Billy Gardell has been a working comedian for 25 years but it wasn’t until he was cast in the CBS sitcom “Mike & Molly” that his star began to shine.
The sitcom is built around two plus-size characters who meet at a Overeaters Anonymous meeting and fall for each other. The third season premieres Sept. 24. Before filming begins, Gardell is on a stand-up tour that will bring him to the Emerald Queen Casino tonight.
Calling from “a house I can’t believe I own” in Southern California, Gardell, 42, talked about what audiences can expect during his stand-up, working with co-star Melissa McCarthy and his struggles with his weight.
Gardell will have only a few days to relax after his Tacoma appearance before he begins filming “Mike & Molly” on Wednesday. He couldn’t offer any hints about the new season even if he wanted to, he said. “They don’t even tell us, man. We get our script on Thursday and that’s the first time we get to see it.”
Series creator Mark Roberts likes to keep the cast focused only on one week at a time, Gardell said. “He keeps it very organic. No crazy timelines. The first kiss, the first date, the first this, the first that. We want to keep it on a real-time schedule.”
At his show tonight, don’t expect to see a newbie TV star trying his hand at standup. Gardell’s been on the boards since 1987.
“That’s my first love,” he said of standup. “She’s the one that brought me to the dance.”
But do expect a lot of cross over from his TV show. “My comedy translates across the board with ‘Mike & Molly,’” he said.
Gardell plays a cop and McCarthy is a teacher on the show that mirrors Gardell’s blue-collar upbringing.
“I grew up in a working-class neighborhood in Pittsburgh. (The standup show is) about being insane when you’re younger and trying to step into the responsibility of being a father and husband,” he said.
Gardell and his wife, Patty, have a son, Will.
“It goes from being in your 20s and going, ‘Let’s do another shot!’ to being in your 40s and saying, ‘How much sodium is in that?’” Gardell said of his show.
Just a few years ago, Gardell was practically begging producers for TV work just to get health insurance for his family. He had a recurring role as a goofy deputy on “My Name is Earl.”
Now, the success of “Mike & Molly” has changed his life.
“One, it’s put bricks under my feet. I never thought I’d own a home doing comedy. The other is that working on that show with those wonderful people has allowed me to take standup to another level,” Gardell said.
“It used to be 62 people on a Thursday. Now, it’s like 1,500 people, which is really wonderful.”
He credits “Mike & Molly” fans with packing the venues he performs at. “Without them, none of this would be happening.”
Though he hasn’t experienced the stellar success that co-star McCarthy has had (she was nominated for an Oscar for her work in “Bridesmaids”), Gardell said a rising tide lifts all boats. There’s no jealousy on the set.

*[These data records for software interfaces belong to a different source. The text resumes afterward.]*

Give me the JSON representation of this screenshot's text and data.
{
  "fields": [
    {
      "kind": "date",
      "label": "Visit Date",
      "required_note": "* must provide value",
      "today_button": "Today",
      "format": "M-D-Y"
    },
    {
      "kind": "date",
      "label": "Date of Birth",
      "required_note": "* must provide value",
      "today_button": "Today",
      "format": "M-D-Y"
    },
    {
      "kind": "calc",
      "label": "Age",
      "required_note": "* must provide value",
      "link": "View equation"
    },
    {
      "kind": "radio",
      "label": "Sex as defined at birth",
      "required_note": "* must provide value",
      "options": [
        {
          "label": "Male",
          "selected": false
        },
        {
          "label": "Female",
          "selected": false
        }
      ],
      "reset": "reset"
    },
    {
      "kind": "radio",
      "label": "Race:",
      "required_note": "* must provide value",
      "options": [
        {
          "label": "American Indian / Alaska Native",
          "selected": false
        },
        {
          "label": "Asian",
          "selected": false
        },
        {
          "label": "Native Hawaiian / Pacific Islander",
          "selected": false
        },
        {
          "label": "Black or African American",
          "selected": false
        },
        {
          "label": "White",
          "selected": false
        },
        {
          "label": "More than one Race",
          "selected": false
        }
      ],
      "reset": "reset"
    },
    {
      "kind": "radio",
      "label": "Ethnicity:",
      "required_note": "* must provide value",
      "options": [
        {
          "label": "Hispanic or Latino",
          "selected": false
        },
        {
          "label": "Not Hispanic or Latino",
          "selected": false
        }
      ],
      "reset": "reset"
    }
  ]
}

“I learned a long time ago that your journey is your journey. The more you can celebrate someone else’s journey, the better your life is. She’s a genuine, genuine person. I’ve learned a lot from working with her on this show. She’s a gifted actress,” Gardell said. “My life is bigger than I ever I thought it would be.”
It’s no secret McCarthy and Gardell were hired because of their size along with their talent. Gardell said audiences can relate better to comedians who are less than perfect.
“A common flaw is the bond that we share. Whether you’re the fat kid, the ugly kid, the nerdy kid – not everyone is going to throw the winning touchdown pass and be the homecoming king. In fact, most people are not. On top of that, when you can confess the shortcomings, I think people can identify. ‘I’ve felt that way. I am that guy or that girl,’” he said.
When the cameras shut down and the other actors are getting out of makeup and costume, Gardell can’t instantly shed the extra pounds he carries. But he is trying.
“I’ve lost 50 pounds and it’s strictly for health reasons,” Gardell said. Hours of standing on set were killing his knees. He went to series creator Roberts and told him he wanted to lose weight.
“Mark Roberts is a very generous man. He said, ‘We’ll hire you a trainer and if you lose weight, we’ll write it into the show, and when you screw up, we’ll write that into the show.’ ”
Gardell calls his weight a lifelong struggle. “In my house when you were growing up, it was when you have a bad day, let’s eat; when you have a good day, let’s eat. It’s about breaking that cycle.”
Gardell says he’ll never resort to surgery to lose weight. “I’m not going under the hood, brother. I never want to be that little. I have a big frame. Plus, I think people who are big and lose too much weight look weird. I’d like to lose another 50 pounds and stay around 250. I’d be happy with that.”
It took him a year working regularly with a trainer to begin liking exercise. “I used to hate going down there. Now I’m starting to see some results.”
When: 8:30 tonight
Where: Emerald Queen Casino, 2024 E. 29th St., Tacoma
Tickets: $60 via Ticketmaster